» **Directions**: The entries should each be set down again precisely.

» **Dataset excerpts**:
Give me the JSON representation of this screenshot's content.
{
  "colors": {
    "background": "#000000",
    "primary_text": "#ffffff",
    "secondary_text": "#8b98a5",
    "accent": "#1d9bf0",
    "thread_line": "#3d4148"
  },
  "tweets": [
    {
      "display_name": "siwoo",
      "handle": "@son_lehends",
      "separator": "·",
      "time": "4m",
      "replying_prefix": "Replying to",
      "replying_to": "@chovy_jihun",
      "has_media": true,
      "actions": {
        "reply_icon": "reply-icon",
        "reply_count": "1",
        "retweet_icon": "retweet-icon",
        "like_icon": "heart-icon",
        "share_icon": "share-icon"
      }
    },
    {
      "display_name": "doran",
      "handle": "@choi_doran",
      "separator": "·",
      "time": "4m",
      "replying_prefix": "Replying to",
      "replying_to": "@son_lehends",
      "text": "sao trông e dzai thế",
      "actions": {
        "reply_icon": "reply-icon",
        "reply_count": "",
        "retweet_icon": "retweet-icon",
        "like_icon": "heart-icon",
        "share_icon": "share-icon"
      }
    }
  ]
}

» **Response to this exercise**:
Give me the JSON representation of this screenshot's content.
{
  "colors": {
    "background": "#000000",
    "primary_text": "#ffffff",
    "secondary_text": "#8b98a5",
    "accent": "#1d9bf0",
    "thread_line": "#3d4148"
  },
  "tweets": [
    {
      "display_name": "siwoo",
      "handle": "@son_lehends",
      "separator": "·",
      "time": "4m",
      "replying_prefix": "Replying to",
      "replying_to": "@chovy_jihun",
      "has_media": true,
      "actions": {
        "reply_icon": "reply-icon",
        "reply_count": "1",
        "retweet_icon": "retweet-icon",
        "like_icon": "heart-icon",
        "share_icon": "share-icon"
      }
    },
    {
      "display_name": "doran",
      "handle": "@choi_doran",
      "separator": "·",
      "time": "4m",
      "replying_prefix": "Replying to",
      "replying_to": "@son_lehends",
      "text": "sao trông e dzai thế",
      "actions": {
        "reply_icon": "reply-icon",
        "reply_count": "",
        "retweet_icon": "retweet-icon",
        "like_icon": "heart-icon",
        "share_icon": "share-icon"
      }
    }
  ]
}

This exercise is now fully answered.